In the data below, locate each line with the word "JSON" and list it.

[RECORDS FOR THE TASK Boundary: Start]

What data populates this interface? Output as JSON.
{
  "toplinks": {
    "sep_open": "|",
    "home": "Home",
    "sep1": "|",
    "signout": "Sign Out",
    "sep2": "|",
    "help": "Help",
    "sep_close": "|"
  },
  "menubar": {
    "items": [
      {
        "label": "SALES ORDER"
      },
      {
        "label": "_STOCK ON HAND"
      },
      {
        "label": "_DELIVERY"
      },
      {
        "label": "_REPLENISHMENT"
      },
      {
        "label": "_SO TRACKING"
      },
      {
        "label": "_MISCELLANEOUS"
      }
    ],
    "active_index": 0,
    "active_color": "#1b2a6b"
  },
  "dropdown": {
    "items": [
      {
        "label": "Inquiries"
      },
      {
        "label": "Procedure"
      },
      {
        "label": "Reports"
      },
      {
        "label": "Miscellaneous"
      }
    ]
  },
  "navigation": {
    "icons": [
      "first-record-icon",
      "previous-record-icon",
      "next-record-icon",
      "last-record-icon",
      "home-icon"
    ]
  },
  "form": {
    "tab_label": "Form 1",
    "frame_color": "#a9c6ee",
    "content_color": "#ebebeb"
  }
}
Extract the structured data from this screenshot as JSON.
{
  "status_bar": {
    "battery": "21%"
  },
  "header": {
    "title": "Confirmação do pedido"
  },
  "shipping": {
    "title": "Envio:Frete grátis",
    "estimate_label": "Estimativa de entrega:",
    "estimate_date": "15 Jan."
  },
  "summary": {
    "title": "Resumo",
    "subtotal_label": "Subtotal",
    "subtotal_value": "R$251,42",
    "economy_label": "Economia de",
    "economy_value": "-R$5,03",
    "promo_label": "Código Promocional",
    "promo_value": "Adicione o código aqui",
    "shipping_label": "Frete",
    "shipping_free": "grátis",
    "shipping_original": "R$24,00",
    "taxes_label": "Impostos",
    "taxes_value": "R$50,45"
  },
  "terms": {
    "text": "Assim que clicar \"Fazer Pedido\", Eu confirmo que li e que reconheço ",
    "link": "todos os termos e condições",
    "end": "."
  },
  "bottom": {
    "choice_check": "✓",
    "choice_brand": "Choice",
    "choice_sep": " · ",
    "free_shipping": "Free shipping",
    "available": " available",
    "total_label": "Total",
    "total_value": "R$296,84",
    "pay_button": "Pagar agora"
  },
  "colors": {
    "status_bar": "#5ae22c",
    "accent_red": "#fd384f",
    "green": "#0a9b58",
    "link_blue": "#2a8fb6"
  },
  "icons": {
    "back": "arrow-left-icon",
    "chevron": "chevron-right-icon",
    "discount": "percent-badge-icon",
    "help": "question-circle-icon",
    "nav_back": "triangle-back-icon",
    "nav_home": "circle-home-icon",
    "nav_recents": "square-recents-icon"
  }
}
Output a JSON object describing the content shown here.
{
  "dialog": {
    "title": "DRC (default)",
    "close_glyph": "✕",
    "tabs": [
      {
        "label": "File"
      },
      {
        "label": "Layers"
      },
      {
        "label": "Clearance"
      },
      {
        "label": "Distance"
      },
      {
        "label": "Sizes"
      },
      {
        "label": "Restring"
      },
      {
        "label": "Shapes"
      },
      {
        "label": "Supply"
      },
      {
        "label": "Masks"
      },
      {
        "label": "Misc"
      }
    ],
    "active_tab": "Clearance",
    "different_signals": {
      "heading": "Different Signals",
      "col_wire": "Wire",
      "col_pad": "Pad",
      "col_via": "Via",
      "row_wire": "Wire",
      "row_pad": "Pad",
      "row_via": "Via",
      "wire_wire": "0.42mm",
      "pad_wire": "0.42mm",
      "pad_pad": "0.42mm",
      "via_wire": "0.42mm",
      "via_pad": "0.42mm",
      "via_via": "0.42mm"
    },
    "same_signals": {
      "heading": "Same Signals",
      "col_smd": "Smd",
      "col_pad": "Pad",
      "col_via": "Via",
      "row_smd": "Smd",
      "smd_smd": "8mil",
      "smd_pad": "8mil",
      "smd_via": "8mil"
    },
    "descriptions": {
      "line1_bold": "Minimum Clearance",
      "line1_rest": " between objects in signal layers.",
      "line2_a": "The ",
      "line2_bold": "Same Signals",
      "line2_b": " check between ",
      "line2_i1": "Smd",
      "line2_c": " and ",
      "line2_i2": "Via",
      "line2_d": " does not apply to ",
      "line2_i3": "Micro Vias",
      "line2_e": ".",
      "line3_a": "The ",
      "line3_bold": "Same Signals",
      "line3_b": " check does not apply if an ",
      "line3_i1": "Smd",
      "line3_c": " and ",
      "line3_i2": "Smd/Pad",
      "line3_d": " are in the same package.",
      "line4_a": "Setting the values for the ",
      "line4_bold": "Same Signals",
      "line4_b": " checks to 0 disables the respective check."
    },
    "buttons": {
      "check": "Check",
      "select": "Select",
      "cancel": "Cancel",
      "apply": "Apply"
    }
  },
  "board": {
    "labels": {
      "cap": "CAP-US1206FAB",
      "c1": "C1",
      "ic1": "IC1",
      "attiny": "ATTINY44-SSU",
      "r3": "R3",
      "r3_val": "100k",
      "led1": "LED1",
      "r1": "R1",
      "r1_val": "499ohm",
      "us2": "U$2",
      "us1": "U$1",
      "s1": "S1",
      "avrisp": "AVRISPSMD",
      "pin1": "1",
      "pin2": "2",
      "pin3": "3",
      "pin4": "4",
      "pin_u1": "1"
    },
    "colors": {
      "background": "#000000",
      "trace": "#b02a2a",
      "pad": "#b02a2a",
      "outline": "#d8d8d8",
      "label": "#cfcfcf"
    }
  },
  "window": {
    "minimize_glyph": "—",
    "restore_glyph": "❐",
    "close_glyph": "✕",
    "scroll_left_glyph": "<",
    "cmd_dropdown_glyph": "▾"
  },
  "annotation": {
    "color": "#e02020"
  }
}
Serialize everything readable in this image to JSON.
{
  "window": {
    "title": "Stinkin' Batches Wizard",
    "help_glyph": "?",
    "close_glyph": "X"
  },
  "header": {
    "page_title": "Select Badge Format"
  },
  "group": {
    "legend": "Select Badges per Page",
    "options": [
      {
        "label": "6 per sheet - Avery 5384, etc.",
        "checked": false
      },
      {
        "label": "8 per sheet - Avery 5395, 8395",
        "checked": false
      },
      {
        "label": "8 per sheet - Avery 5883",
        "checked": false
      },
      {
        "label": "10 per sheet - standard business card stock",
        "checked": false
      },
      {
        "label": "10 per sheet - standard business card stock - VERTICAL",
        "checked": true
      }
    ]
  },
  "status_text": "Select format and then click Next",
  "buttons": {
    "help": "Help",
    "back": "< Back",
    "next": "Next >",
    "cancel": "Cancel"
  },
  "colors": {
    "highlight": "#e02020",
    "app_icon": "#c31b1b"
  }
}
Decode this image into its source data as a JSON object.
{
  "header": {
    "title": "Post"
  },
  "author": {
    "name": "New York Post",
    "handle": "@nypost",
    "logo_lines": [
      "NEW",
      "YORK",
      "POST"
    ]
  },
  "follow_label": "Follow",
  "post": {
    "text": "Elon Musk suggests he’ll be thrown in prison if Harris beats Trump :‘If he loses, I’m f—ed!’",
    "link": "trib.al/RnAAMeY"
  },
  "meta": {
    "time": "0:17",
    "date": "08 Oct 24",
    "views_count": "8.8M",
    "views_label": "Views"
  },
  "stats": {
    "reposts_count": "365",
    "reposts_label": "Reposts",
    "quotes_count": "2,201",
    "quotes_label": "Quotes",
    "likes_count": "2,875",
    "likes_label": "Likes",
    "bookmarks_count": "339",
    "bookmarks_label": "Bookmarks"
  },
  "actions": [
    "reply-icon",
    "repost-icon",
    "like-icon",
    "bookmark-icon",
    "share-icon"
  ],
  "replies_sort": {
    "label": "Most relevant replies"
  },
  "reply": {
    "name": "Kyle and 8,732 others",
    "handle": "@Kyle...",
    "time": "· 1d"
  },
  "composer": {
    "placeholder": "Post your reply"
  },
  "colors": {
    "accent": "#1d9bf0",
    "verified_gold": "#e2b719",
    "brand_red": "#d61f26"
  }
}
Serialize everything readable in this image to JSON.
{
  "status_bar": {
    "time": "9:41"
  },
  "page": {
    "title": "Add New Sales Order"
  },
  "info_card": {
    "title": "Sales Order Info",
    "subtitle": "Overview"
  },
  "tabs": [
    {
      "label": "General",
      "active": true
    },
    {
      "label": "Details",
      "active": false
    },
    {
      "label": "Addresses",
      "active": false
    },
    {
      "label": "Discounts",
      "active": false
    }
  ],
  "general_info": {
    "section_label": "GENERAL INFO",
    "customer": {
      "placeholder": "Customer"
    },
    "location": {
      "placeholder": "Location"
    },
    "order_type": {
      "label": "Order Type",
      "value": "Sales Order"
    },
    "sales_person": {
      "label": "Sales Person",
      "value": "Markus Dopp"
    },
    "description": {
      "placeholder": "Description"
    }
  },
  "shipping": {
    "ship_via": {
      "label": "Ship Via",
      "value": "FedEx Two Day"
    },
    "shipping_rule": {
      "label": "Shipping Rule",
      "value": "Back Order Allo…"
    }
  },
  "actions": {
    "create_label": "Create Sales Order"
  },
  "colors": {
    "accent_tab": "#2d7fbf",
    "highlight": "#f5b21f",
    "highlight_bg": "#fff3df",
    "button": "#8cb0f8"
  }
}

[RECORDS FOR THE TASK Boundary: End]

• [EXPECTED OUTPUT]
What data populates this interface? Output as JSON.
Extract the structured data from this screenshot as JSON.
Output a JSON object describing the content shown here.
Serialize everything readable in this image to JSON.
Decode this image into its source data as a JSON object.
Serialize everything readable in this image to JSON.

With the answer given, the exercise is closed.